Molecular characterization of HIV type 1 among HIV-infected respondents in a cohort being prepared for HIV phase III vaccine clinical trials, Western Kenya
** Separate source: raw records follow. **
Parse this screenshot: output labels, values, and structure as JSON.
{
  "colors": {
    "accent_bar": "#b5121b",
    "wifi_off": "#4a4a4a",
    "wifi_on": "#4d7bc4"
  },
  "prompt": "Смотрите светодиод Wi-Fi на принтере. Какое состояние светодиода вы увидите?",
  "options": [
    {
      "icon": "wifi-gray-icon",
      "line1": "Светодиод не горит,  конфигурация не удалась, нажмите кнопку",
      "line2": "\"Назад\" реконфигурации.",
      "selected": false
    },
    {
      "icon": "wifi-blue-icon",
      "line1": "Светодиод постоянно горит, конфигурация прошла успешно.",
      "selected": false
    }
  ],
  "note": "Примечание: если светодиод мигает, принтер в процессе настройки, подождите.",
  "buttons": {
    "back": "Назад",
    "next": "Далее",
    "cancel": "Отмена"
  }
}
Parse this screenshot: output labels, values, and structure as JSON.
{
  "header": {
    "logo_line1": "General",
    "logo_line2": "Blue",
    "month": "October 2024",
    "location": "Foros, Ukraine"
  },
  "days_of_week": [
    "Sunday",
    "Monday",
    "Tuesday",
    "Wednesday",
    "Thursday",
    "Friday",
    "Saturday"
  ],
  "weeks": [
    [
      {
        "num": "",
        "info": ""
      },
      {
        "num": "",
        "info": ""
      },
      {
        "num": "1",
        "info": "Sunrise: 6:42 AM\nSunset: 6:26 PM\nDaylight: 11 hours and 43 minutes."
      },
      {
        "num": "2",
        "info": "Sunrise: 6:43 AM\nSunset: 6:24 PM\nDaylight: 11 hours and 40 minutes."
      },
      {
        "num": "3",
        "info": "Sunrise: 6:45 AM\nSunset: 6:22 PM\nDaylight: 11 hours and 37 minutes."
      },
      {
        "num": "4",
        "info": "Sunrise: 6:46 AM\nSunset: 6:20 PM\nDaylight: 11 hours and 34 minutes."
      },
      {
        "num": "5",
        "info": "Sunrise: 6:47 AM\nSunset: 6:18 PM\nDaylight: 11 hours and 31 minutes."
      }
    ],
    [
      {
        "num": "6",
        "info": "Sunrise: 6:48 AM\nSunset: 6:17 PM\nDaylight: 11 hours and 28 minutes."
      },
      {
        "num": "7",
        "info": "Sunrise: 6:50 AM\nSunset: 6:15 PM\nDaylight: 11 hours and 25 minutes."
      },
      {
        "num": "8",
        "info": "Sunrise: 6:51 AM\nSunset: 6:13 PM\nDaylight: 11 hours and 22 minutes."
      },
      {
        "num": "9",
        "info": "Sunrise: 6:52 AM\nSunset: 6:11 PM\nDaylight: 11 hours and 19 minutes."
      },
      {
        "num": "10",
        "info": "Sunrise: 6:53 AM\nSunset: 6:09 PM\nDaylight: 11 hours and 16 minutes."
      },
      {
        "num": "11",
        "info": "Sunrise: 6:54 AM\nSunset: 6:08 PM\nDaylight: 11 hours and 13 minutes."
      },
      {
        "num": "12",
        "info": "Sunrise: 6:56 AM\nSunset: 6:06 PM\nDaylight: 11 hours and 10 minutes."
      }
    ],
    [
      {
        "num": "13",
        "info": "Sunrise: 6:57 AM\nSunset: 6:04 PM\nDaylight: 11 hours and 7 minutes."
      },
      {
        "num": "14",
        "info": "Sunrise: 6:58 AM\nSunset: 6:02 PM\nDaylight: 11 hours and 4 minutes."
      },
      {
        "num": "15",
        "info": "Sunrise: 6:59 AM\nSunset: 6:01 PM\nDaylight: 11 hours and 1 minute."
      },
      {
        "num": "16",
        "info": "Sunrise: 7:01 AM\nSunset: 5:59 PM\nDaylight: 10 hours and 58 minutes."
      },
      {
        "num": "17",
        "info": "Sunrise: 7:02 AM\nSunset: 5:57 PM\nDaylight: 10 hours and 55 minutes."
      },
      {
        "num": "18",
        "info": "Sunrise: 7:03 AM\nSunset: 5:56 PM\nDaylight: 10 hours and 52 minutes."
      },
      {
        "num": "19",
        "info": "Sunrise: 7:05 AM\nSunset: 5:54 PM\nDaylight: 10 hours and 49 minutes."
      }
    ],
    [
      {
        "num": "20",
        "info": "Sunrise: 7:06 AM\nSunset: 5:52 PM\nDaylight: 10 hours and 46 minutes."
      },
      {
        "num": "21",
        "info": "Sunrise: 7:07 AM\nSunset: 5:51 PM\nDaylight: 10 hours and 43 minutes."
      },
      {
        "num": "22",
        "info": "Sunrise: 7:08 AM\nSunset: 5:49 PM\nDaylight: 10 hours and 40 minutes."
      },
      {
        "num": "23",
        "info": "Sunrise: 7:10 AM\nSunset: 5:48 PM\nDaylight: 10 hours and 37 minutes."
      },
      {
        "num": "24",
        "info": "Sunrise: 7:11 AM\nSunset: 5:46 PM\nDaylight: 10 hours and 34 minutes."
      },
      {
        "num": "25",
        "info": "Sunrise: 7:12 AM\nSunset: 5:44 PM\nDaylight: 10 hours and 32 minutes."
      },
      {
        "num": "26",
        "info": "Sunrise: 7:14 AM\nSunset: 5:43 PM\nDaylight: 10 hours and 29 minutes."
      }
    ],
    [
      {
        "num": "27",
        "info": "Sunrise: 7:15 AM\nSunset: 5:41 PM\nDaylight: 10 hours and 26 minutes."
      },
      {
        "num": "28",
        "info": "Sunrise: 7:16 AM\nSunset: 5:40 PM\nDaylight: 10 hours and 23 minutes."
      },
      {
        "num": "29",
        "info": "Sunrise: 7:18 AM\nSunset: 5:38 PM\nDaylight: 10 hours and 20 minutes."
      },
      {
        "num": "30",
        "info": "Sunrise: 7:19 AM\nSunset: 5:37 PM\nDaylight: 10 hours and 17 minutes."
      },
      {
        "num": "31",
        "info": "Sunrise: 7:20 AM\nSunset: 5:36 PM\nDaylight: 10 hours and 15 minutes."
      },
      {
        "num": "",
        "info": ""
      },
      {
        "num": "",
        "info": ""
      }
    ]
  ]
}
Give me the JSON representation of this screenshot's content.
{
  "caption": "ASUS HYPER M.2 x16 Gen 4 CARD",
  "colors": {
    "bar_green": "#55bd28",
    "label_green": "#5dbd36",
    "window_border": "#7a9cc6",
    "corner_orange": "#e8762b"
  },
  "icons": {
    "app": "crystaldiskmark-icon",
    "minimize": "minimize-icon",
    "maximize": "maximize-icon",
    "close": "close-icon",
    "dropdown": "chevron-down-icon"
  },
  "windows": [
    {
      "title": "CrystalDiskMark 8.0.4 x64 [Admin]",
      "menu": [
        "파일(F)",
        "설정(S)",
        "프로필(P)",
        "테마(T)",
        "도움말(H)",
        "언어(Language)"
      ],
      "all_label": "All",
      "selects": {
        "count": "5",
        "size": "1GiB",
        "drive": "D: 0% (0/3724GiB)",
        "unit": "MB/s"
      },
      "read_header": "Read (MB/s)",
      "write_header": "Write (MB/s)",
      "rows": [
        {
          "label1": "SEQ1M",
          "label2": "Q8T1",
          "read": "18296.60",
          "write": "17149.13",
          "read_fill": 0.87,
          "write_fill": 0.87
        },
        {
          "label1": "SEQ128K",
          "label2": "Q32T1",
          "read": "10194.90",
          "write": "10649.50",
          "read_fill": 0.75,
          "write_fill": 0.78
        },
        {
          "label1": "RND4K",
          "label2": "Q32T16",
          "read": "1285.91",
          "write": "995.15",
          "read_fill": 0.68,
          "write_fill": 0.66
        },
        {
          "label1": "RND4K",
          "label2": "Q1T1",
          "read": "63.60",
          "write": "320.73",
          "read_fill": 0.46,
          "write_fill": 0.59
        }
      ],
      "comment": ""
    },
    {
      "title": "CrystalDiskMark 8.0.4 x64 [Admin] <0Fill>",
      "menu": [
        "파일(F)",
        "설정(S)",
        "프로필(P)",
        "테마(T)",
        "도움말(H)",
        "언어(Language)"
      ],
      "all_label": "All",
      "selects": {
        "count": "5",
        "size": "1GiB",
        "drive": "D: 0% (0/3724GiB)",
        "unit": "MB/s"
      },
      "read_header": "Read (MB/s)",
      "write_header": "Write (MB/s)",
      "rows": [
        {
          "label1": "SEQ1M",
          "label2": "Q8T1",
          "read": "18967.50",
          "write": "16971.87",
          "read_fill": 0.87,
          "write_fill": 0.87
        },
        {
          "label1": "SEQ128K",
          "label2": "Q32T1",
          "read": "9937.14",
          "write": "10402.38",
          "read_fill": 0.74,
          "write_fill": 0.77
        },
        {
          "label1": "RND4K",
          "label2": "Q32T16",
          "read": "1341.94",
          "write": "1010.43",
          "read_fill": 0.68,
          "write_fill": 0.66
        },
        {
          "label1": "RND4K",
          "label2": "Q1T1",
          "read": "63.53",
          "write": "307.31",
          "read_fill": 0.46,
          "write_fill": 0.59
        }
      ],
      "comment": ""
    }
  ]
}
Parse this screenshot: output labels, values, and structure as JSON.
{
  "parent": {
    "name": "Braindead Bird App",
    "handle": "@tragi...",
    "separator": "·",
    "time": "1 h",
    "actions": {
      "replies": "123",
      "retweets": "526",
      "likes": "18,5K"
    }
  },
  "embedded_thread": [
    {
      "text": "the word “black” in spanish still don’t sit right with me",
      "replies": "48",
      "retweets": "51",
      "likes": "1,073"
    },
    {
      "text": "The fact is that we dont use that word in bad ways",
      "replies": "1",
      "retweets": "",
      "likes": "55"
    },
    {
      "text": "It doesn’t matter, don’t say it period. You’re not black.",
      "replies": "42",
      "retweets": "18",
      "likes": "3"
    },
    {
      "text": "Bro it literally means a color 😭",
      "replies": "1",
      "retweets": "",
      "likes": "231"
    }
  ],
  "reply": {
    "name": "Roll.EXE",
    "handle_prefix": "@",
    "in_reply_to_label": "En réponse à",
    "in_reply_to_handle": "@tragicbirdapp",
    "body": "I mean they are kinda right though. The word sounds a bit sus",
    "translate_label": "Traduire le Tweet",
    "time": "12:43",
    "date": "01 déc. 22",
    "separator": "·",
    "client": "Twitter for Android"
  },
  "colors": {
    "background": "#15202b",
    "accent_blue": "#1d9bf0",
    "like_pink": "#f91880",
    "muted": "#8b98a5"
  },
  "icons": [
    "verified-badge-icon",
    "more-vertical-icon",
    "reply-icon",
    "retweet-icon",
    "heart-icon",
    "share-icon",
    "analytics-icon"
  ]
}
Kenya is one of the sub-Saharan African countries affected by HIV-1 infection and AIDS. We investigated HIV-1 genetic diversity in 130 individuals from Busia, Bungoma, and Kakamega in western Kenya as part of an HIV-1 vaccine feasibility study in preparation for Phase III efficacy clinical trials. After RNA extraction the partial gag (484bp) and env (1297bp) regions were amplified and directly sequenced. Phylogenetic analysis was done using MEGA version 4 and recombinants were identified using the jpHMM tool and phylogenetic analysis. HIV-1 sequences were amplified from 122 of the 130 samples, 118 (90.8%) from the gag region and 78 (60 %) from the env region and 74 samples (56.9%) from both the gag and env regions. Of these sequenced on both regions, 51.4% were subtype A, 9.4% subtype D, 1.4% subtype C, 4.1% subtype G, and 33.7% were discordant and thus possible recombinants, including A1/C, A1/D, A1/A2, and A2/C. The jpHMM tool indicated a further two samples with CD and BD breakpoints within the env gene and one within the gag gene (A1C). An additional sample had an A1D breakpoint in the gag gene, but the envelope was not amplified. HIV-1 subtype diversity in western Kenya should be considered in vaccines designed for clinical trials in this region and this genetic diversity should be continuously monitored. © 2011, Mary Ann Liebert, Inc.